* WHAT THE TASK ASKS
Repeat each entry below exactly, omitting any picture it holds.

Dataset excerpts
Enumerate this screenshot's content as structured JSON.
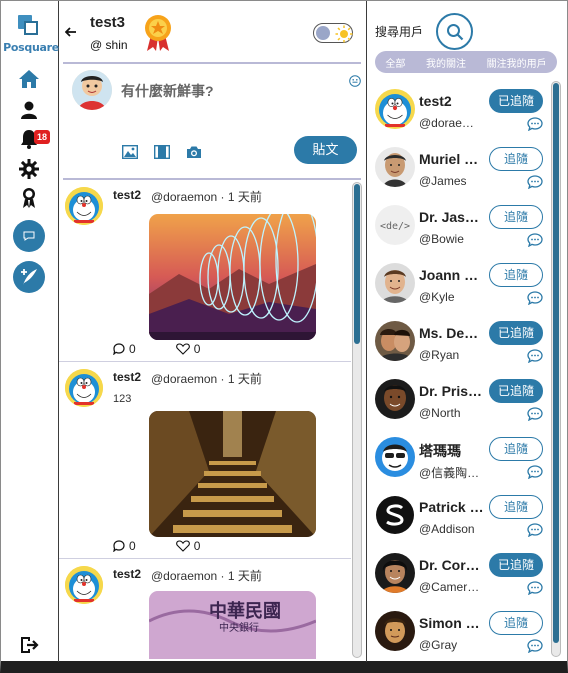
{
  "app": {
    "logo_text": "Posquare",
    "notification_count": "18"
  },
  "profile": {
    "name": "test3",
    "handle": "@ shin"
  },
  "compose": {
    "placeholder": "有什麼新鮮事?",
    "post_label": "貼文"
  },
  "posts": [
    {
      "author": "test2",
      "meta": "@doraemon · 1 天前",
      "text": "",
      "replies": "0",
      "likes": "0",
      "image": "spiral-art"
    },
    {
      "author": "test2",
      "meta": "@doraemon · 1 天前",
      "text": "123",
      "replies": "0",
      "likes": "0",
      "image": "stairs"
    },
    {
      "author": "test2",
      "meta": "@doraemon · 1 天前",
      "text": "",
      "replies": "",
      "likes": "",
      "image": "banknote",
      "banknote_text": "中華民國",
      "banknote_subtext": "中央銀行"
    }
  ],
  "search": {
    "label": "搜尋用戶"
  },
  "filters": [
    "全部",
    "我的關注",
    "關注我的用戶"
  ],
  "users": [
    {
      "name": "test2",
      "handle": "@dorae…",
      "follow": "已追隨",
      "following": true,
      "avatar": "doraemon"
    },
    {
      "name": "Muriel …",
      "handle": "@James",
      "follow": "追隨",
      "following": false,
      "avatar": "person1"
    },
    {
      "name": "Dr. Jas…",
      "handle": "@Bowie",
      "follow": "追隨",
      "following": false,
      "avatar": "code"
    },
    {
      "name": "Joann …",
      "handle": "@Kyle",
      "follow": "追隨",
      "following": false,
      "avatar": "person2"
    },
    {
      "name": "Ms. De…",
      "handle": "@Ryan",
      "follow": "已追隨",
      "following": true,
      "avatar": "person3"
    },
    {
      "name": "Dr. Pris…",
      "handle": "@North",
      "follow": "已追隨",
      "following": true,
      "avatar": "person4"
    },
    {
      "name": "塔瑪瑪",
      "handle": "@信義陶…",
      "follow": "追隨",
      "following": false,
      "avatar": "cartoon"
    },
    {
      "name": "Patrick …",
      "handle": "@Addison",
      "follow": "追隨",
      "following": false,
      "avatar": "logo"
    },
    {
      "name": "Dr. Cor…",
      "handle": "@Camer…",
      "follow": "已追隨",
      "following": true,
      "avatar": "person5"
    },
    {
      "name": "Simon …",
      "handle": "@Gray",
      "follow": "追隨",
      "following": false,
      "avatar": "person6"
    }
  ]
}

* WRITTEN SOLUTION
Enumerate this screenshot's content as structured JSON.
{
  "app": {
    "logo_text": "Posquare",
    "notification_count": "18"
  },
  "profile": {
    "name": "test3",
    "handle": "@ shin"
  },
  "compose": {
    "placeholder": "有什麼新鮮事?",
    "post_label": "貼文"
  },
  "posts": [
    {
      "author": "test2",
      "meta": "@doraemon · 1 天前",
      "text": "",
      "replies": "0",
      "likes": "0",
      "image": "spiral-art"
    },
    {
      "author": "test2",
      "meta": "@doraemon · 1 天前",
      "text": "123",
      "replies": "0",
      "likes": "0",
      "image": "stairs"
    },
    {
      "author": "test2",
      "meta": "@doraemon · 1 天前",
      "text": "",
      "replies": "",
      "likes": "",
      "image": "banknote",
      "banknote_text": "中華民國",
      "banknote_subtext": "中央銀行"
    }
  ],
  "search": {
    "label": "搜尋用戶"
  },
  "filters": [
    "全部",
    "我的關注",
    "關注我的用戶"
  ],
  "users": [
    {
      "name": "test2",
      "handle": "@dorae…",
      "follow": "已追隨",
      "following": true,
      "avatar": "doraemon"
    },
    {
      "name": "Muriel …",
      "handle": "@James",
      "follow": "追隨",
      "following": false,
      "avatar": "person1"
    },
    {
      "name": "Dr. Jas…",
      "handle": "@Bowie",
      "follow": "追隨",
      "following": false,
      "avatar": "code"
    },
    {
      "name": "Joann …",
      "handle": "@Kyle",
      "follow": "追隨",
      "following": false,
      "avatar": "person2"
    },
    {
      "name": "Ms. De…",
      "handle": "@Ryan",
      "follow": "已追隨",
      "following": true,
      "avatar": "person3"
    },
    {
      "name": "Dr. Pris…",
      "handle": "@North",
      "follow": "已追隨",
      "following": true,
      "avatar": "person4"
    },
    {
      "name": "塔瑪瑪",
      "handle": "@信義陶…",
      "follow": "追隨",
      "following": false,
      "avatar": "cartoon"
    },
    {
      "name": "Patrick …",
      "handle": "@Addison",
      "follow": "追隨",
      "following": false,
      "avatar": "logo"
    },
    {
      "name": "Dr. Cor…",
      "handle": "@Camer…",
      "follow": "已追隨",
      "following": true,
      "avatar": "person5"
    },
    {
      "name": "Simon …",
      "handle": "@Gray",
      "follow": "追隨",
      "following": false,
      "avatar": "person6"
    }
  ]
}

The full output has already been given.